[Data about app and page elements]
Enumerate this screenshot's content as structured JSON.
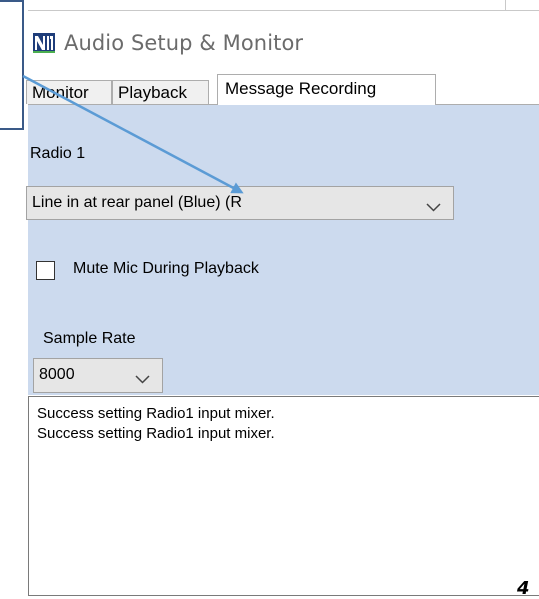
{
  "window": {
    "title": "Audio Setup & Monitor"
  },
  "tabs": [
    {
      "label": "Monitor"
    },
    {
      "label": "Playback"
    },
    {
      "label": "Message Recording",
      "selected": true
    }
  ],
  "recording": {
    "radio_label": "Radio 1",
    "input_select": {
      "value": "Line in at rear panel (Blue) (R"
    },
    "mute_checkbox": {
      "label": "Mute Mic During Playback",
      "checked": false
    },
    "sample_rate_label": "Sample Rate",
    "sample_rate_select": {
      "value": "8000"
    }
  },
  "log": {
    "lines": [
      "Success setting Radio1 input mixer.",
      "Success setting Radio1 input mixer."
    ]
  },
  "page_number": "4",
  "colors": {
    "panel_background": "#ccdaee",
    "annotation_arrow": "#5b9bd5",
    "annotation_bracket": "#3a5a88"
  },
  "icons": {
    "app_icon": "nm-logo-icon",
    "dropdown_chevron": "chevron-down-icon"
  }
}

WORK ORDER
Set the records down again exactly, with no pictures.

COMPLETED EXERCISE
Enumerate this screenshot's content as structured JSON.
{
  "window": {
    "title": "Audio Setup & Monitor"
  },
  "tabs": [
    {
      "label": "Monitor"
    },
    {
      "label": "Playback"
    },
    {
      "label": "Message Recording",
      "selected": true
    }
  ],
  "recording": {
    "radio_label": "Radio 1",
    "input_select": {
      "value": "Line in at rear panel (Blue) (R"
    },
    "mute_checkbox": {
      "label": "Mute Mic During Playback",
      "checked": false
    },
    "sample_rate_label": "Sample Rate",
    "sample_rate_select": {
      "value": "8000"
    }
  },
  "log": {
    "lines": [
      "Success setting Radio1 input mixer.",
      "Success setting Radio1 input mixer."
    ]
  },
  "page_number": "4",
  "colors": {
    "panel_background": "#ccdaee",
    "annotation_arrow": "#5b9bd5",
    "annotation_bracket": "#3a5a88"
  },
  "icons": {
    "app_icon": "nm-logo-icon",
    "dropdown_chevron": "chevron-down-icon"
  }
}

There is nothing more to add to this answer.